The next Second Life will have newer things to offer – hopefully they’re better things. So, do you really want to keep your car containing a senile script with illogical physics under the hood instead of getting the one that will give you the real joy of driving in the new environment? Just because the former one costed you L$2500 back in its time? That would be just like continuing using Windows 2000 nowadays (it is year 2014, by the way). For the record, its retail price was around $300 back in 2000.

– They become unneeded

Our inventories are bottomless, which allows us to store an infinite amount of items in them. Items we use regularly, items we use from time to time, items we use occasionally, items we have used for a long while but not anymore, items we have used once or twice to happily forget about them afterwards, items we hope to use someday, and finally, items we do not even remember about. You have paid for at least some of them.


How long has it been since you drove your vehicle?
The picture has been taken at JAZ Custom Bikes

For each of us, the amount of items that fall into these categories will differ – but something makes me believe that for most of the residents, there is not that many items that go under first two or even three categories. So, here’s a question: why would you need those things in the new metaverse if you do not even use them in the existing one?

Because they cost money and you do not want to pay for them again when you need them?
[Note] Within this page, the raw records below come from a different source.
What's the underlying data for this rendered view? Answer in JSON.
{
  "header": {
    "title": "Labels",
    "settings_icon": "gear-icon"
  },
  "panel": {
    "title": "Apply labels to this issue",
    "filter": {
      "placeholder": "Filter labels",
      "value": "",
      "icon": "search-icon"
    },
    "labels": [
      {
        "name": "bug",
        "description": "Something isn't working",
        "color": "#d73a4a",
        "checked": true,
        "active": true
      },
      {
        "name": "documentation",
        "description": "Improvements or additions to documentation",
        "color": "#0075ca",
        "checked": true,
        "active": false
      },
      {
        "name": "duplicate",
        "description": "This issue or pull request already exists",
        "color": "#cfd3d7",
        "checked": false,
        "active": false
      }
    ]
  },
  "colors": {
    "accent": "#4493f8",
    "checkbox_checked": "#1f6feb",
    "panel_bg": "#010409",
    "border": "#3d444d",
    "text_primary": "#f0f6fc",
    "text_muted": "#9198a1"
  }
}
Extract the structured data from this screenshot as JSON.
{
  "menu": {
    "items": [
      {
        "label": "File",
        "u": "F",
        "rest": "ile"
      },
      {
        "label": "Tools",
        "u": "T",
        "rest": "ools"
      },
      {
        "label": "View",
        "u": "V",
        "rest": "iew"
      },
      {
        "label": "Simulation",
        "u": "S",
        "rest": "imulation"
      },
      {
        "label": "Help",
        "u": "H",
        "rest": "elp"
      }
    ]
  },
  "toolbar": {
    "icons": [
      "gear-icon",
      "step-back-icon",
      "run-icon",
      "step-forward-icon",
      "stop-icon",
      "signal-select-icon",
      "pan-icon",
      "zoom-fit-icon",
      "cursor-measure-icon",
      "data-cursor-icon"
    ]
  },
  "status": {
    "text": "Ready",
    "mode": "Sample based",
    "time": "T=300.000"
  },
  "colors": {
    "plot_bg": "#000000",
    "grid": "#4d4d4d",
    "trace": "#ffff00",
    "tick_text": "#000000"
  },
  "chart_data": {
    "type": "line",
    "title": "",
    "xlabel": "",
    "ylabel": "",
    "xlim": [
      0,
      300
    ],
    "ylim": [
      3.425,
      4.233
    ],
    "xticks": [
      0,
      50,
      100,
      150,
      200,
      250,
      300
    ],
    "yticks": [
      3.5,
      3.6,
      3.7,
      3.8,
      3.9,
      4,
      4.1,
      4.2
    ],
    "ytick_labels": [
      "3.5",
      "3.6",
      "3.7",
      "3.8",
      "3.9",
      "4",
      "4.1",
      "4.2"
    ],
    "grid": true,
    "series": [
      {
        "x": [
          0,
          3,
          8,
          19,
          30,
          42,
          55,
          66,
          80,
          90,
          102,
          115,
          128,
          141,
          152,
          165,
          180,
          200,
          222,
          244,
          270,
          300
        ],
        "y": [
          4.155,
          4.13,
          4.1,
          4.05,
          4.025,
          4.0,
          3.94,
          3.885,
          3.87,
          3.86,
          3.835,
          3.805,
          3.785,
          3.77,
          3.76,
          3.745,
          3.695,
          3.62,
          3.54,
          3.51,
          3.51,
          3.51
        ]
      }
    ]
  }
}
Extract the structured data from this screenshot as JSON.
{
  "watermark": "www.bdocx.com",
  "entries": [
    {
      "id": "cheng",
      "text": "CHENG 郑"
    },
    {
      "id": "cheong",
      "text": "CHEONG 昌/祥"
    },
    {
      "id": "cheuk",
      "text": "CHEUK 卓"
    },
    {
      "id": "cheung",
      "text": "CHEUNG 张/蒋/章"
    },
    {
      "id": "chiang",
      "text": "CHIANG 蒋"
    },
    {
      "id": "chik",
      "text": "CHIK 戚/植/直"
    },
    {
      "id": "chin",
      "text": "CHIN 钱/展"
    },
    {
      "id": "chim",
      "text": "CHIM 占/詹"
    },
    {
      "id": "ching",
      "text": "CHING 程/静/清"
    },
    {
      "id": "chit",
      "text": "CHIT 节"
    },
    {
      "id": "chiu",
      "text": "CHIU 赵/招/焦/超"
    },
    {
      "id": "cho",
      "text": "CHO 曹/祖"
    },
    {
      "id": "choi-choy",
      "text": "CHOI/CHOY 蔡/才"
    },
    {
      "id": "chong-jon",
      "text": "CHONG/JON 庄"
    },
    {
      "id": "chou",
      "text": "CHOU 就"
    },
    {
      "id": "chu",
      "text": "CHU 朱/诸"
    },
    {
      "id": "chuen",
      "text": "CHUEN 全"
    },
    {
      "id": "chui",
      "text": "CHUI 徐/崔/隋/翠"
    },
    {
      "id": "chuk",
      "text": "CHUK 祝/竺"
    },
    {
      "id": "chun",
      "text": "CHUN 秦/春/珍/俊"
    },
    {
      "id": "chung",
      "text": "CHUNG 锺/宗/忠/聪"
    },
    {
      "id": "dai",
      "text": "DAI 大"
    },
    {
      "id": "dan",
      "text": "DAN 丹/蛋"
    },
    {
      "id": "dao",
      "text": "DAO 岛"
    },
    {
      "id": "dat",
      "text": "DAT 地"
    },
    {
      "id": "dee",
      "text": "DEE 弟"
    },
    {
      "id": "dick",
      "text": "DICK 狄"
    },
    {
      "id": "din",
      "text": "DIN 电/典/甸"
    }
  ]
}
Fair enough. But not convincing. If you did not need them that much by now, there is little to no guarantee that you will ever need them. Besides, by that time, you will probably have better options available for purchase – so you doubtfully will want to finally unpack that gadget you longed to use when you can get one with more options for a reasonable price.
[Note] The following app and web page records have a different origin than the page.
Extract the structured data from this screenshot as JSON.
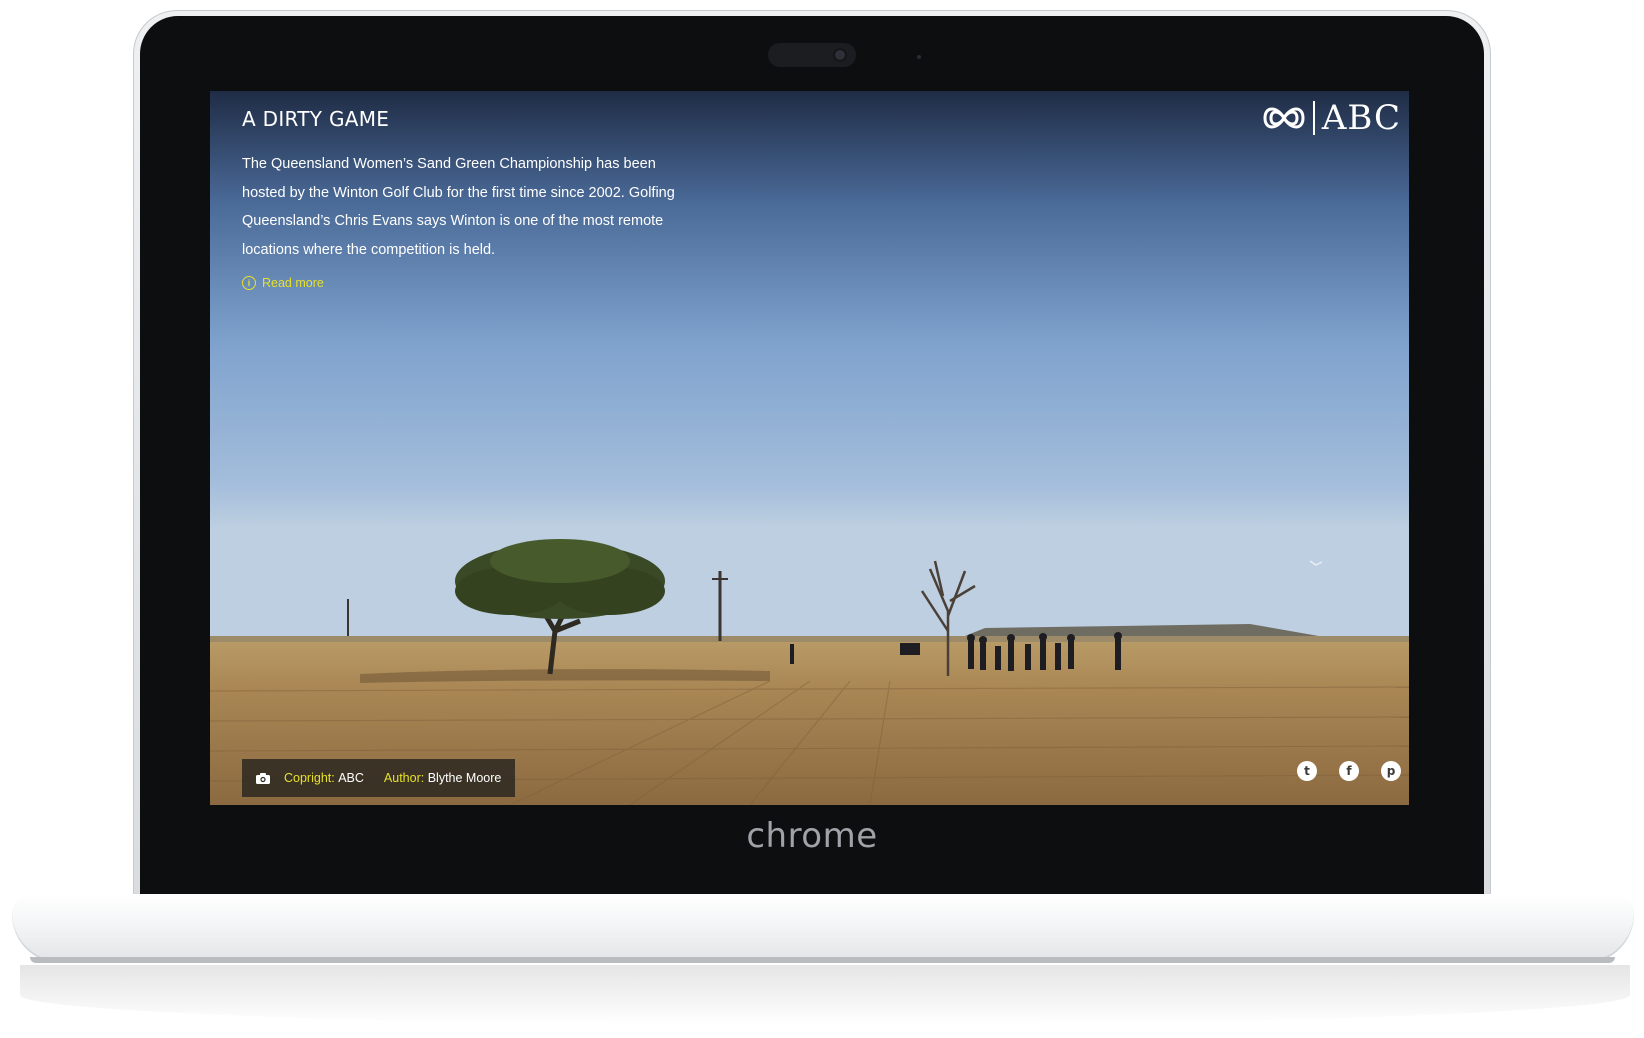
{
  "device": {
    "brand_label": "chrome"
  },
  "story": {
    "title": "A DIRTY GAME",
    "body": "The Queensland Women’s Sand Green Championship has been hosted by the Winton Golf Club for the first time since 2002. Golfing Queensland’s Chris Evans says Winton is one of the most remote locations where the competition is held.",
    "read_more": "Read more"
  },
  "logo": {
    "text": "ABC"
  },
  "credits": {
    "copyright_label": "Copright:",
    "copyright_value": "ABC",
    "author_label": "Author:",
    "author_value": "Blythe Moore"
  },
  "share": {
    "twitter_glyph": "t",
    "facebook_glyph": "f",
    "pinterest_glyph": "p"
  },
  "colors": {
    "accent_yellow": "#e6e02a",
    "bezel": "#0d0e10"
  },
  "icons": {
    "info": "info-icon",
    "camera": "camera-icon",
    "twitter": "twitter-icon",
    "facebook": "facebook-icon",
    "pinterest": "pinterest-icon"
  }
}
– They will clutter your inventory, and LL servers as following, in the next metaverse

Item from the current Second Life will not suffise. Whenever you get into a new environment, to get the best experience, you want to use the items developed specifically for that environment. Even if you find a use for those you have brought from the current Second Life to the future one, I have doubts you will be able to carry on with them for a long enough time, while the new virtual world advances and you get better alternatives for what you already possess.
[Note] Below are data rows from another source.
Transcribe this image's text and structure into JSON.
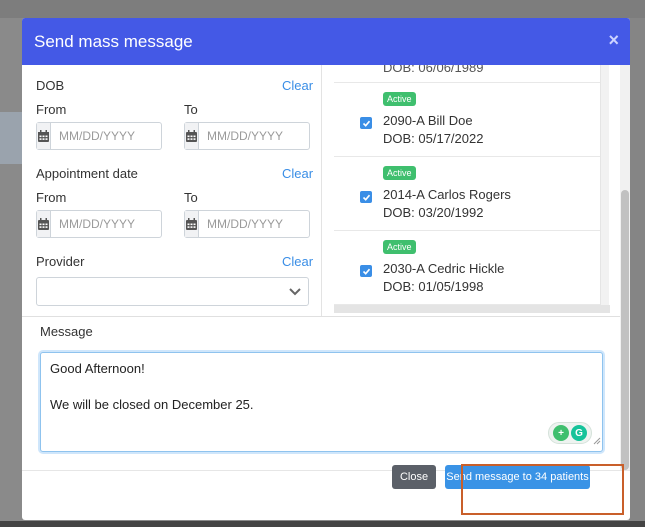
{
  "modal": {
    "title": "Send mass message",
    "close_glyph": "×"
  },
  "filters": {
    "dob": {
      "label": "DOB",
      "clear": "Clear",
      "from_label": "From",
      "to_label": "To",
      "from_placeholder": "MM/DD/YYYY",
      "to_placeholder": "MM/DD/YYYY"
    },
    "appointment": {
      "label": "Appointment date",
      "clear": "Clear",
      "from_label": "From",
      "to_label": "To",
      "from_placeholder": "MM/DD/YYYY",
      "to_placeholder": "MM/DD/YYYY"
    },
    "provider": {
      "label": "Provider",
      "clear": "Clear",
      "selected": ""
    }
  },
  "patients": {
    "previous_dob": "DOB: 06/06/1989",
    "items": [
      {
        "status": "Active",
        "name": "2090-A Bill Doe",
        "dob": "DOB: 05/17/2022",
        "checked": true
      },
      {
        "status": "Active",
        "name": "2014-A Carlos Rogers",
        "dob": "DOB: 03/20/1992",
        "checked": true
      },
      {
        "status": "Active",
        "name": "2030-A Cedric Hickle",
        "dob": "DOB: 01/05/1998",
        "checked": true
      }
    ]
  },
  "message": {
    "label": "Message",
    "text": "Good Afternoon!\n\nWe will be closed on December 25."
  },
  "footer": {
    "close_label": "Close",
    "send_label": "Send message to 34 patients"
  },
  "colors": {
    "header": "#4459e6",
    "accent": "#3a8ee6",
    "active_badge": "#3fbf6e",
    "close_button": "#5b6068",
    "highlight": "#c95f2a"
  }
}
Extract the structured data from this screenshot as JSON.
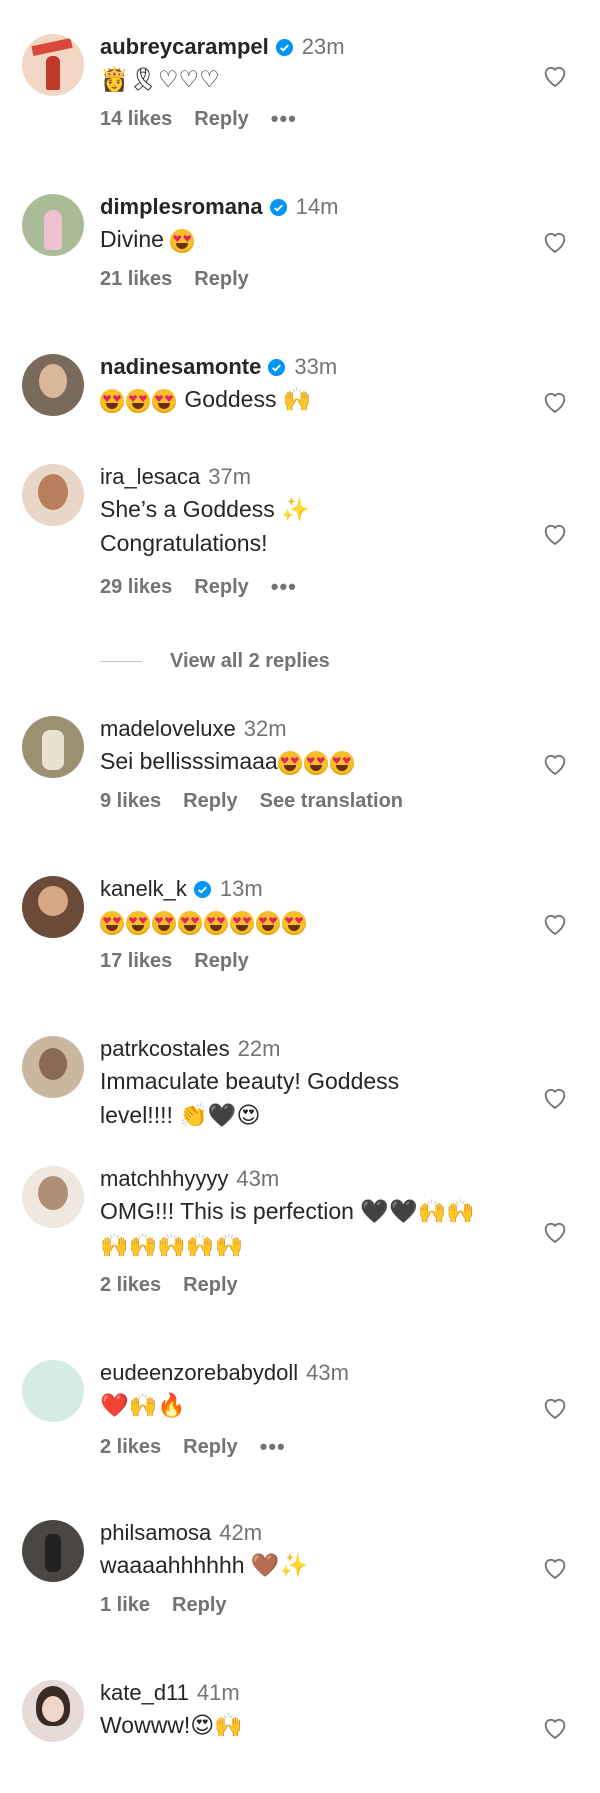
{
  "comments": [
    {
      "username": "aubreycarampel",
      "verified": true,
      "time": "23m",
      "text": "",
      "emojis": "👸🎗♡♡♡",
      "likes": "14 likes",
      "reply": "Reply",
      "extra": "",
      "dots": true,
      "avatar": "#d94a3d"
    },
    {
      "username": "dimplesromana",
      "verified": true,
      "time": "14m",
      "text": "Divine",
      "emojis": "😍",
      "likes": "21 likes",
      "reply": "Reply",
      "extra": "",
      "dots": false,
      "avatar": "#9cae8a"
    },
    {
      "username": "nadinesamonte",
      "verified": true,
      "time": "33m",
      "text": "Goddess",
      "emojis": "😍😍😍 🙌",
      "likes": "",
      "reply": "",
      "extra": "",
      "dots": false,
      "avatar": "#6a5a4e"
    },
    {
      "username": "ira_lesaca",
      "verified": false,
      "time": "37m",
      "text": "She’s a Goddess ✨",
      "text2": "Congratulations!",
      "emojis": "",
      "likes": "29 likes",
      "reply": "Reply",
      "extra": "",
      "dots": true,
      "avatar": "#c99a7a"
    },
    {
      "username": "madeloveluxe",
      "verified": false,
      "time": "32m",
      "text": "Sei bellisssimaaa",
      "emojis": "😍😍😍",
      "likes": "9 likes",
      "reply": "Reply",
      "extra": "See translation",
      "dots": false,
      "avatar": "#8a8066"
    },
    {
      "username": "kanelk_k",
      "verified": true,
      "time": "13m",
      "text": "",
      "emojis": "😍😍😍😍😍😍😍😍",
      "likes": "17 likes",
      "reply": "Reply",
      "extra": "",
      "dots": false,
      "avatar": "#7b5a46"
    },
    {
      "username": "patrkcostales",
      "verified": false,
      "time": "22m",
      "text": "Immaculate beauty! Goddess",
      "text2": "level!!!! 👏🖤😍",
      "emojis": "",
      "likes": "",
      "reply": "",
      "extra": "",
      "dots": false,
      "avatar": "#b8a48c"
    },
    {
      "username": "matchhhyyyy",
      "verified": false,
      "time": "43m",
      "text": "OMG!!! This is perfection 🖤🖤🙌🙌",
      "text2": "🙌🙌🙌🙌🙌",
      "emojis": "",
      "likes": "2 likes",
      "reply": "Reply",
      "extra": "",
      "dots": false,
      "avatar": "#e6ddd4"
    },
    {
      "username": "eudeenzorebabydoll",
      "verified": false,
      "time": "43m",
      "text": "",
      "emojis": "❤️🙌🔥",
      "likes": "2 likes",
      "reply": "Reply",
      "extra": "",
      "dots": true,
      "avatar": "#cfe3d9"
    },
    {
      "username": "philsamosa",
      "verified": false,
      "time": "42m",
      "text": "waaaahhhhhh 🤎✨",
      "emojis": "",
      "likes": "1 like",
      "reply": "Reply",
      "extra": "",
      "dots": false,
      "avatar": "#3d3b38"
    },
    {
      "username": "kate_d11",
      "verified": false,
      "time": "41m",
      "text": "Wowww!😍🙌",
      "emojis": "",
      "likes": "",
      "reply": "",
      "extra": "",
      "dots": false,
      "avatar": "#d8c9c4"
    }
  ],
  "view_replies": "View all 2 replies",
  "colors": {
    "verified": "#0095f6",
    "secondary": "#737373",
    "primary": "#262626"
  }
}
Finally, last case – you resent the future Second Life because you have invested a lot of your time, as well as money, on, for example, premium account, on paying your land tier, on tipping owners of favorite places etc.

Here, I can draw an analogy with an amusement park, or a theater, or even better, a museum. When you visit such venues and pay money, what do you receive in return? Nothing material. You receive a good time, fun, relief, cultural experience – but you do not get anything tangible, maybe only something small as a souvenir or a complimentary glass of champagne. Do you complain too once you leave the place that you have spent your money and now left with nothing? If you need something material, you should go to the store.

There might be many more reasons I could not think of, it is totally subjective. The final point I would like to make is this: If you really think you will not survive in Second Life 2.0 without your Second Life 1.0 possessions, think again. Are your reasons really that valid? Everybody will have to start from the bottom, not you only. Everybody will be challenged with new opportunities, not you only.

After all, back at some point in our lives, each of us has left something valuable behind for the sake of learning the current Second Life.


About K.T. Burnett

Virtual worlds blogger, specializing in creative and analytical writing, also in statistics. - The Digitized, my own blog. - I also blog for the lovely people of The Science Circle, the Second Life non-profit organization that provides free and open in-world classes.
This entry was posted in Opinions. Bookmark the permalink.

Leave a Reply

Fill in your details below or click an icon to log in: Logo

You are commenting using your account. Log Out /  Change )

Google+ photo

You are commenting using your Google+ account. Log Out /  Change )

Twitter picture

You are commenting using your Twitter account. Log Out /  Change )

Facebook photo

You are commenting using your Facebook account. Log Out /  Change )


Connecting to %s